Limitations

In this laboratory study, we were not able to test many important aspects of plant herbivore interactions. The role of herbivore choice was not tested in these no-choice feeding trials. The short duration of these trials did not allow direct examination of herbivore fitness or population dynamics, which are critical for understanding their effects on host plant populations. The statistical methods used to infer the responses of herbivores to individual chemicals do not demonstrate causation in terms of effects of chemicals as would direct manipulation of chemical concentrations. However, they do provide evidence that chemical defences of Triadica vary between ranges, that herbivore growth is sensitive to such variation and suggest how different defence chemicals contribute to these patterns.

Conclusions

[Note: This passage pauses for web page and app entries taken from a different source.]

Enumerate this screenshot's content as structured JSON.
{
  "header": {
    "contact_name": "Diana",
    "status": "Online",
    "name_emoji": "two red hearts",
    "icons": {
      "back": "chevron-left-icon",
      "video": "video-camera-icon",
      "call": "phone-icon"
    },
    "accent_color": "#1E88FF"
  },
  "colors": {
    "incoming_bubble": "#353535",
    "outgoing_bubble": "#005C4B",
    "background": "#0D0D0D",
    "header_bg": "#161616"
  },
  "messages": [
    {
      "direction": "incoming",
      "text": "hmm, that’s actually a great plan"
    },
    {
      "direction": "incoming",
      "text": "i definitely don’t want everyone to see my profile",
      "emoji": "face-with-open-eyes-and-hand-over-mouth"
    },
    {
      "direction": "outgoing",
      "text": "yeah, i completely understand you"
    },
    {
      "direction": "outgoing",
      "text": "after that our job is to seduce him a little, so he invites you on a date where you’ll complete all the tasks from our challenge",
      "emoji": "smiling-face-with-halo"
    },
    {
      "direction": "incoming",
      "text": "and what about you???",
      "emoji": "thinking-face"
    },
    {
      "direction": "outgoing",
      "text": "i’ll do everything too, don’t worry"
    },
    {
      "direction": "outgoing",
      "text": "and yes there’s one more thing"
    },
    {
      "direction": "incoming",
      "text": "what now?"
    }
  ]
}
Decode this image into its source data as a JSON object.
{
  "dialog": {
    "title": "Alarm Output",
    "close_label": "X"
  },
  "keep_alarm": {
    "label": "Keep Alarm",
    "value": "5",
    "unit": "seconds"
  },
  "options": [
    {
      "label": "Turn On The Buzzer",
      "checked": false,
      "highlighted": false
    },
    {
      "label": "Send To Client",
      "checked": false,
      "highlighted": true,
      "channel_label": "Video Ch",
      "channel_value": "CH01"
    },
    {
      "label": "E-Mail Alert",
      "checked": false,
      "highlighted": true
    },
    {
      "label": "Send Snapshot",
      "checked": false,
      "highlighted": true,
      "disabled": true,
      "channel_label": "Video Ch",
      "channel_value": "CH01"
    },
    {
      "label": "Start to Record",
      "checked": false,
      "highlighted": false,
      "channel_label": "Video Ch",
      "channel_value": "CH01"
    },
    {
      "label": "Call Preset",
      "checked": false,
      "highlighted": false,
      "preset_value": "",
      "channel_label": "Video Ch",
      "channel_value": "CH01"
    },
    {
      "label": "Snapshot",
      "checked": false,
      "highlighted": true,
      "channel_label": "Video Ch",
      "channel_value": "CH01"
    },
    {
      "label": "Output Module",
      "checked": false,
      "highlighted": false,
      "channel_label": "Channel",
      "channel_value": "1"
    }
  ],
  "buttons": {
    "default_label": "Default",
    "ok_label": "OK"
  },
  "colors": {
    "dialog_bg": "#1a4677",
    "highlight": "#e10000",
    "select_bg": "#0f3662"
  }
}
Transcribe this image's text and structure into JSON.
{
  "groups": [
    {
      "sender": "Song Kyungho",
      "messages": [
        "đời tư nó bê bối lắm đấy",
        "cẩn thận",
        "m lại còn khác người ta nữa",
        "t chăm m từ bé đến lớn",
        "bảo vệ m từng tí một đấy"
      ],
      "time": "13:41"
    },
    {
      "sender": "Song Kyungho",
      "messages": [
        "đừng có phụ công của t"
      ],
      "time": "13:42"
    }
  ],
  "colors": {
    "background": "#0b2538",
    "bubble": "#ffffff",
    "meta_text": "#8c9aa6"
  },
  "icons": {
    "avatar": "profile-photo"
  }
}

Although many recent studies have examined secondary compounds in invasive plants, most of them only focused on one type of defence and none simultaneously addressed multiple classes of chemical defences. To the best of our knowledge, our study is the first to compare the changes in both types of chemical defences to specialist and generalist herbivores between plants of introduced and native populations. We found opposite patterns of change from native to invasive ranges for tannins and flavonoids, suggesting that there is a trade-off in the production of these two types of defences. Furthermore, our study revealed changes in these chemical defences affect specialist and generalist performance accordingly. However, the mixed results for performance of the two generalists on leaves from introduced versus native populations, together with the analyses that indicated different responses to tannins, suggest that we need to be cautious when making broad conclusions based on only one species. Every type of induction increased both flavonoids and tannins and there were no differences in the inducibility of plants from the introduced versus native range. In conclusion, our results show genetic variation in secondary metabolism in invasive plants and effects of these changes on herbivores, suggesting divergent selection may favour different types of chemical defences in the introduced range where co-evolved natural enemies, especially specialists, are absent.

Acknowledgements

We would like to thank Juli Carrillo and Wei Huang for comments and discussions and Xuefang Yang for field assistance. We are grateful for comments by Associate Editor and two anonymous reviewers that improved the early version of this manuscript. This study was supported by the China National Basic Study Program (2012CB11410004), the 100 Talent Program of the Chinese Academy of Sciences (to J.D.), the US National Science Foundation (DEB 0820560 to E.S.), the Florida Department of Environmental Protection and Florida Fish and Wildlife Conservation Commission (SL849 to G. W.), and the foreign visiting professorship of the Chinese Academy of Sciences (to E.S.).

Ancillary